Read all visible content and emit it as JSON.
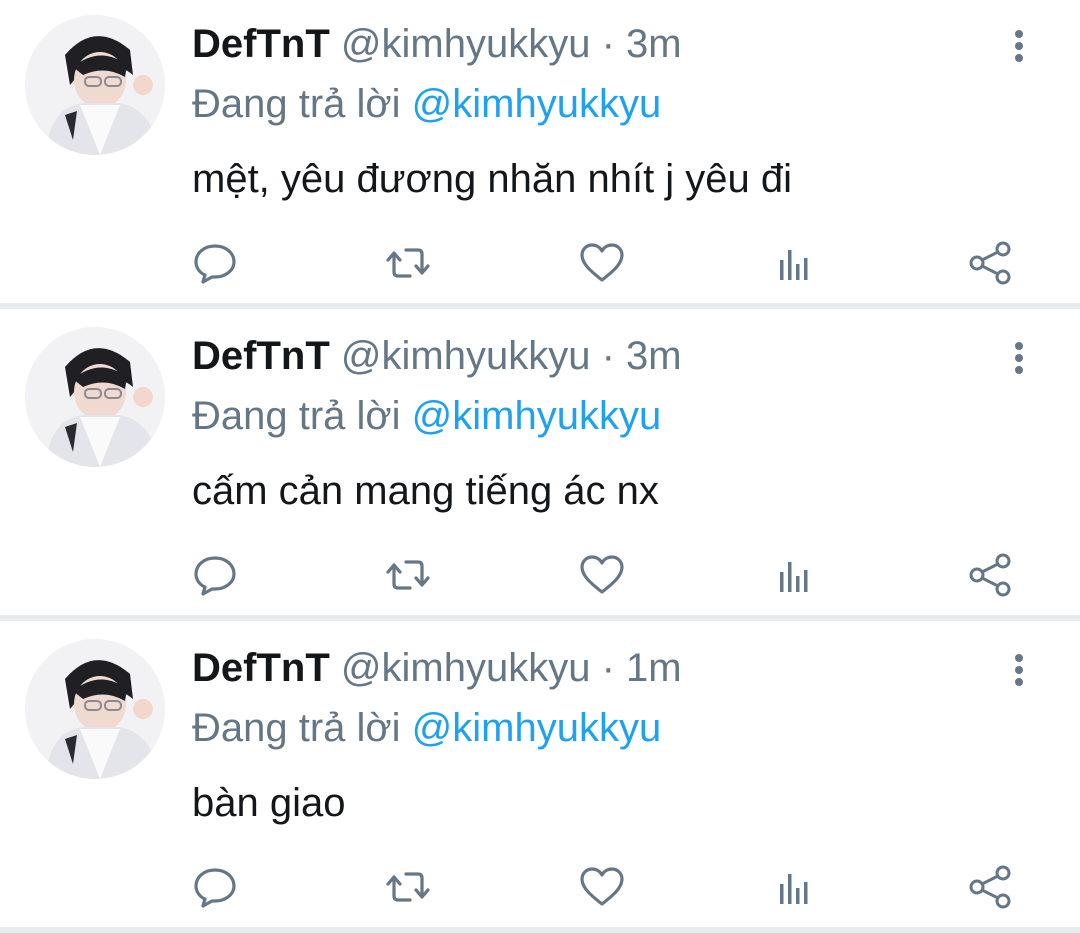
{
  "tweets": [
    {
      "display_name": "DefTnT",
      "handle": "@kimhyukkyu",
      "separator": "·",
      "time": "3m",
      "replying_prefix": "Đang trả lời",
      "replying_to": "@kimhyukkyu",
      "text": "mệt, yêu đương nhăn nhít j yêu đi"
    },
    {
      "display_name": "DefTnT",
      "handle": "@kimhyukkyu",
      "separator": "·",
      "time": "3m",
      "replying_prefix": "Đang trả lời",
      "replying_to": "@kimhyukkyu",
      "text": "cấm cản mang tiếng ác nx"
    },
    {
      "display_name": "DefTnT",
      "handle": "@kimhyukkyu",
      "separator": "·",
      "time": "1m",
      "replying_prefix": "Đang trả lời",
      "replying_to": "@kimhyukkyu",
      "text": "bàn giao"
    }
  ],
  "icons": {
    "reply": "reply-icon",
    "retweet": "retweet-icon",
    "like": "like-icon",
    "stats": "stats-icon",
    "share": "share-icon",
    "more": "more-vertical-icon"
  },
  "colors": {
    "text": "#14171a",
    "muted": "#657786",
    "link": "#1da1f2",
    "divider": "#e9ecef",
    "icon": "#657786"
  }
}
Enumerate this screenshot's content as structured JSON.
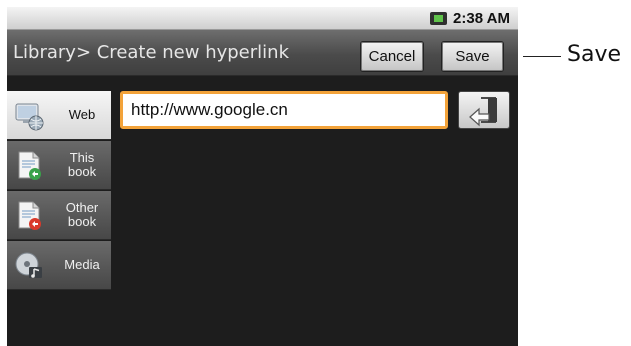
{
  "status": {
    "time": "2:38 AM"
  },
  "header": {
    "title": "Library> Create new hyperlink",
    "cancel_label": "Cancel",
    "save_label": "Save"
  },
  "tabs": [
    {
      "label": "Web",
      "icon": "web-icon",
      "active": true
    },
    {
      "label": "This book",
      "icon": "this-book-icon",
      "active": false
    },
    {
      "label": "Other book",
      "icon": "other-book-icon",
      "active": false
    },
    {
      "label": "Media",
      "icon": "media-icon",
      "active": false
    }
  ],
  "url_input": {
    "value": "http://www.google.cn"
  },
  "callout": {
    "text": "Save"
  },
  "colors": {
    "input_border": "#f3a33a",
    "battery": "#5fc24a"
  }
}
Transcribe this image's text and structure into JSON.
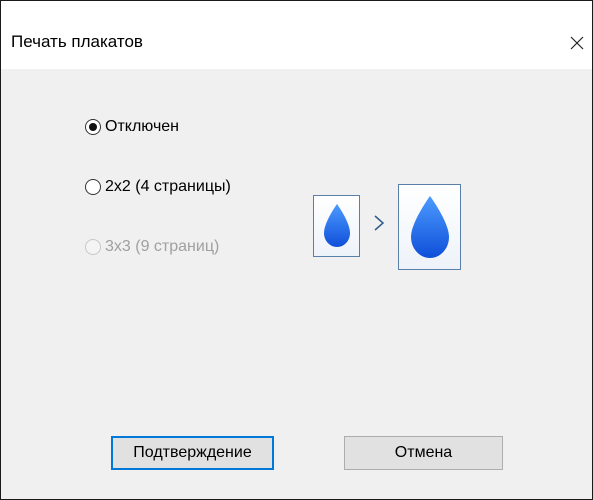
{
  "window": {
    "title": "Печать плакатов"
  },
  "options": [
    {
      "label": "Отключен",
      "checked": true,
      "enabled": true
    },
    {
      "label": "2x2 (4 страницы)",
      "checked": false,
      "enabled": true
    },
    {
      "label": "3x3 (9 страниц)",
      "checked": false,
      "enabled": false
    }
  ],
  "preview": {
    "source_icon": "water-drop-icon",
    "target_icon": "water-drop-icon",
    "arrow_icon": "chevron-right-icon",
    "drop_color": "#1f6ff0"
  },
  "buttons": {
    "confirm_label": "Подтверждение",
    "cancel_label": "Отмена"
  },
  "colors": {
    "accent_focus": "#0078d7",
    "dialog_background": "#f0f0f0",
    "title_background": "#ffffff",
    "disabled_text": "#a0a0a0"
  }
}
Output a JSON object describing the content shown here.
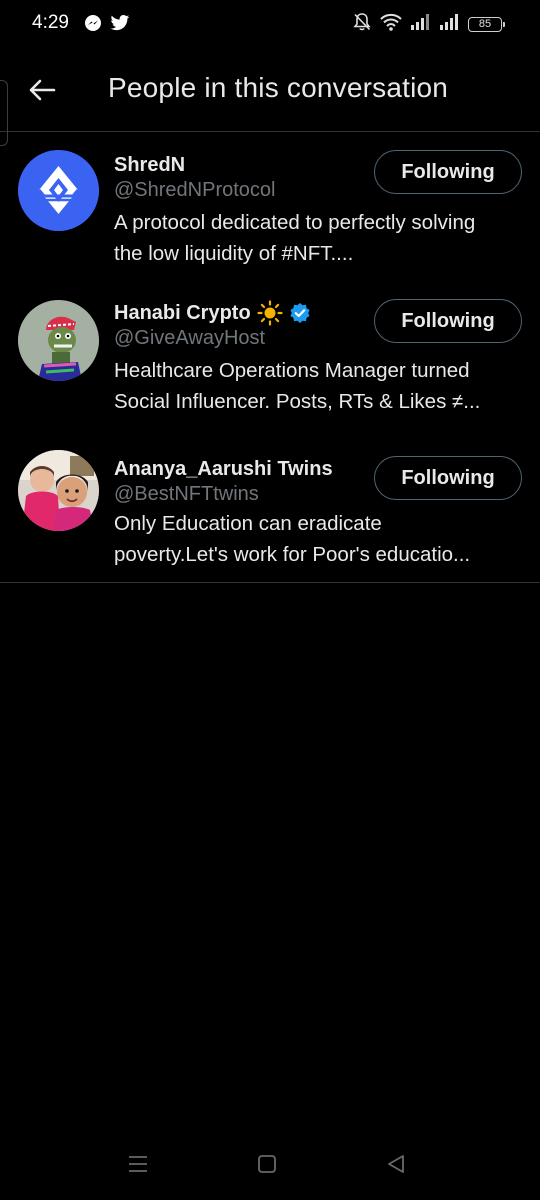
{
  "status_bar": {
    "time": "4:29",
    "battery": "85",
    "left_icons": [
      "messenger-icon",
      "twitter-bird-icon"
    ],
    "right_icons": [
      "mute-bell-icon",
      "wifi-icon",
      "signal-icon",
      "signal-icon"
    ]
  },
  "header": {
    "title": "People in this conversation",
    "back_icon": "arrow-left-icon"
  },
  "people": [
    {
      "name": "ShredN",
      "handle": "@ShredNProtocol",
      "bio_lines": [
        "A protocol dedicated to perfectly solving",
        "the low liquidity of #NFT...."
      ],
      "button_label": "Following",
      "avatar_color": "#3b63f2"
    },
    {
      "name": "Hanabi Crypto",
      "name_emoji": "☀️",
      "verified": true,
      "handle": "@GiveAwayHost",
      "bio_lines": [
        "Healthcare Operations Manager turned",
        "Social Influencer. Posts, RTs & Likes ≠..."
      ],
      "button_label": "Following",
      "avatar_color": "#9aa89a"
    },
    {
      "name": "Ananya_Aarushi Twins",
      "handle": "@BestNFTtwins",
      "bio_lines": [
        "Only Education can eradicate",
        "poverty.Let's work for Poor's educatio..."
      ],
      "button_label": "Following",
      "avatar_color": "#c24a6a"
    }
  ],
  "nav_bar": {
    "icons": [
      "menu-icon",
      "home-square-icon",
      "back-triangle-icon"
    ]
  },
  "colors": {
    "background": "#000000",
    "text_primary": "#e7e9ea",
    "text_secondary": "#71767b",
    "divider": "#2f3336",
    "verified_blue": "#1d9bf0",
    "button_border": "#536471"
  }
}
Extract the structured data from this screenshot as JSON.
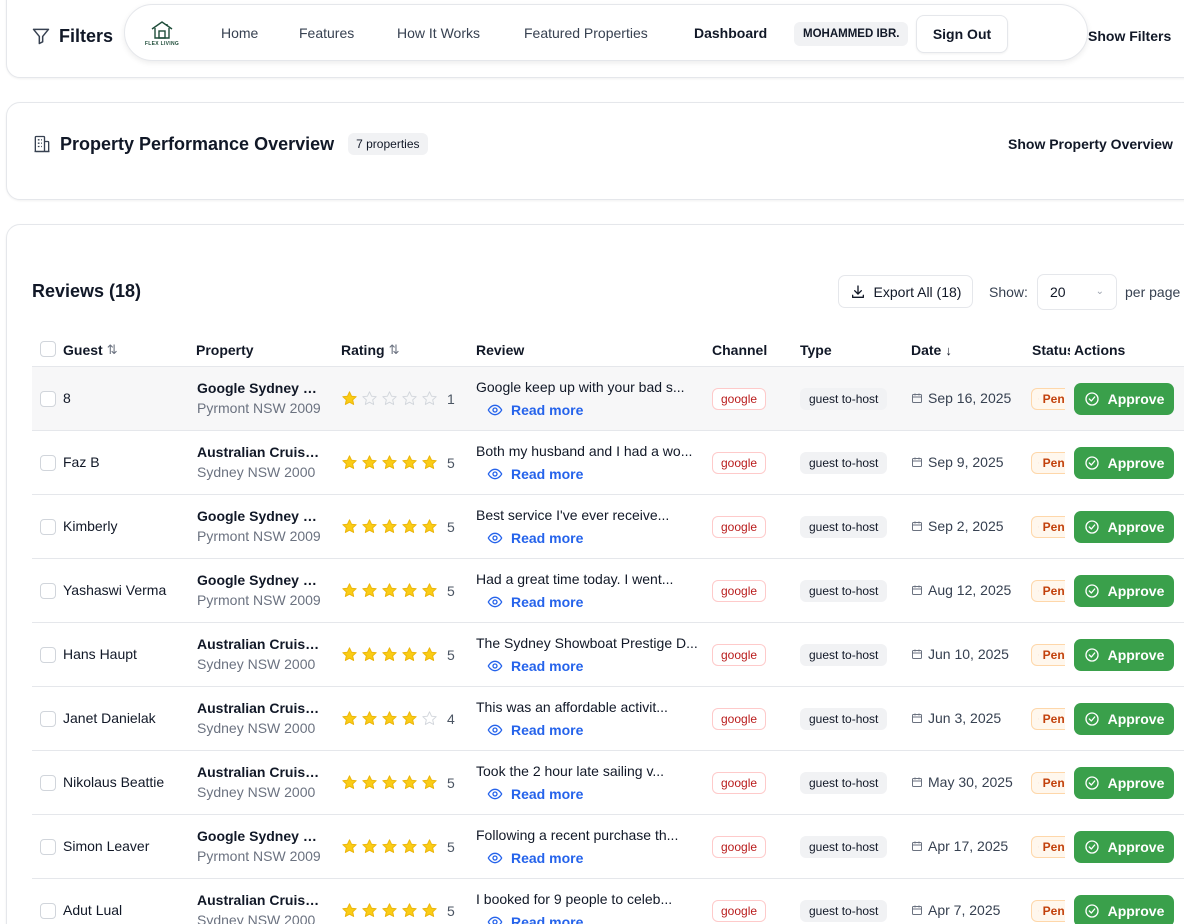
{
  "filters": {
    "title": "Filters",
    "toggle_label": "Show Filters"
  },
  "nav": {
    "logo_text": "FLEX LIVING",
    "links": [
      "Home",
      "Features",
      "How It Works",
      "Featured Properties",
      "Dashboard"
    ],
    "active": "Dashboard",
    "user": "MOHAMMED IBR.",
    "sign_out": "Sign Out"
  },
  "overview": {
    "title": "Property Performance Overview",
    "count": "7 properties",
    "toggle_label": "Show Property Overview"
  },
  "reviews": {
    "title": "Reviews (18)",
    "export_label": "Export All (18)",
    "show_label": "Show:",
    "per_page_value": "20",
    "per_page_label": "per page",
    "columns": {
      "guest": "Guest",
      "property": "Property",
      "rating": "Rating",
      "review": "Review",
      "channel": "Channel",
      "type": "Type",
      "date": "Date",
      "status": "Status",
      "actions": "Actions"
    },
    "read_more": "Read more",
    "approve": "Approve",
    "status_label": "Pending",
    "rows": [
      {
        "guest": "8",
        "property": "Google Sydney - ...",
        "location": "Pyrmont NSW 2009",
        "rating": 1,
        "rating_text": "1",
        "review": "Google keep up with your bad s...",
        "channel": "google",
        "type": "guest to-host",
        "date": "Sep 16, 2025"
      },
      {
        "guest": "Faz B",
        "property": "Australian Cruise ...",
        "location": "Sydney NSW 2000",
        "rating": 5,
        "rating_text": "5",
        "review": "Both my husband and I had a wo...",
        "channel": "google",
        "type": "guest to-host",
        "date": "Sep 9, 2025"
      },
      {
        "guest": "Kimberly",
        "property": "Google Sydney - ...",
        "location": "Pyrmont NSW 2009",
        "rating": 5,
        "rating_text": "5",
        "review": "Best service I've ever receive...",
        "channel": "google",
        "type": "guest to-host",
        "date": "Sep 2, 2025"
      },
      {
        "guest": "Yashaswi Verma",
        "property": "Google Sydney - ...",
        "location": "Pyrmont NSW 2009",
        "rating": 5,
        "rating_text": "5",
        "review": "Had a great time today. I went...",
        "channel": "google",
        "type": "guest to-host",
        "date": "Aug 12, 2025"
      },
      {
        "guest": "Hans Haupt",
        "property": "Australian Cruise ...",
        "location": "Sydney NSW 2000",
        "rating": 5,
        "rating_text": "5",
        "review": "The Sydney Showboat Prestige D...",
        "channel": "google",
        "type": "guest to-host",
        "date": "Jun 10, 2025"
      },
      {
        "guest": "Janet Danielak",
        "property": "Australian Cruise ...",
        "location": "Sydney NSW 2000",
        "rating": 4,
        "rating_text": "4",
        "review": "This was an affordable activit...",
        "channel": "google",
        "type": "guest to-host",
        "date": "Jun 3, 2025"
      },
      {
        "guest": "Nikolaus Beattie",
        "property": "Australian Cruise ...",
        "location": "Sydney NSW 2000",
        "rating": 5,
        "rating_text": "5",
        "review": "Took the 2 hour late sailing v...",
        "channel": "google",
        "type": "guest to-host",
        "date": "May 30, 2025"
      },
      {
        "guest": "Simon Leaver",
        "property": "Google Sydney - ...",
        "location": "Pyrmont NSW 2009",
        "rating": 5,
        "rating_text": "5",
        "review": "Following a recent purchase th...",
        "channel": "google",
        "type": "guest to-host",
        "date": "Apr 17, 2025"
      },
      {
        "guest": "Adut Lual",
        "property": "Australian Cruise ...",
        "location": "Sydney NSW 2000",
        "rating": 5,
        "rating_text": "5",
        "review": "I booked for 9 people to celeb...",
        "channel": "google",
        "type": "guest to-host",
        "date": "Apr 7, 2025"
      }
    ]
  },
  "colors": {
    "approve": "#3aa04b",
    "star_filled": "#facc15",
    "star_empty": "#d1d5db",
    "link": "#2563eb",
    "channel": "#b91c1c",
    "status": "#c2410c"
  }
}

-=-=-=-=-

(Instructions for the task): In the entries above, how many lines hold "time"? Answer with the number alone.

(Exercise answer): 6